Let’s suppose that you just received a new solicitation hot off the press. As you peruse it, you find a requirement that you believe is too onerous or unnecessary. So you contemplate filing a GAO protest to challenge that term.
Before doing so, be sure that you’re an “interested party” under GAO’s regulations. Well, I filed a protest, you say, doesn’t that make me an interested party? Short answer: no.
CMMC continues to be in the news as the government ramps up the process to start requiring contractors to be compliant with the Cybersecurity Maturity Model Certification. In this video, I remind contractors why CMMC is so important.

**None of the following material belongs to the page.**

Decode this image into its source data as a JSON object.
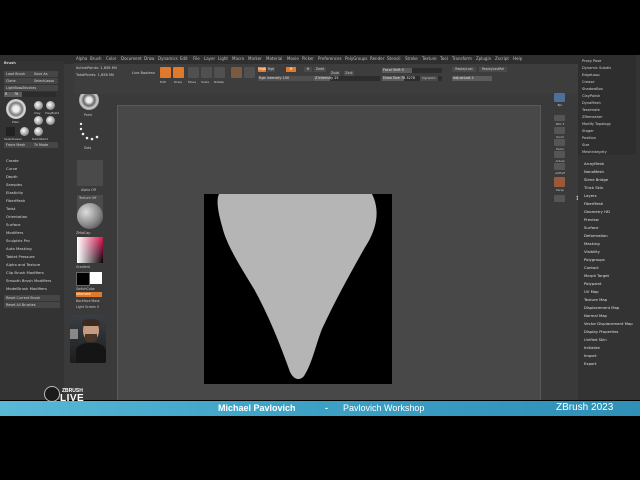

Solicitations are intended to provide contractors with sufficient information about an agency’s needs to compete intelligently for government awards. In a recent procurement for special operations forces training facilities, one bidder alleged the solicitation provided so little detail that the solicited site “might just as well be a thrown-together paintball site for teenage birthday parties.”
Clearly in no mood to party, GAO denied the protest, taking the agency at its word that its requirements were minimal.
GAO recently sustained a challenge to an agency’s award decision where the awardee failed to provide a required letter of commitment for an individual proposed for a key personnel position. GAO said that the awardee failed to satisfy a material solicitation requirement, making the agency’s award improper.
It’s not too soon to start thinking about those New Year’s resolutions. Along with other personal goals, federal contractors might want to add a cybersecurity resolution to their list. The Department of Defense has drafted a cybersecurity certification that will be finalized in January 2020. Starting next fall, contractors will have to be certified in order to submit proposals on defense solicitations.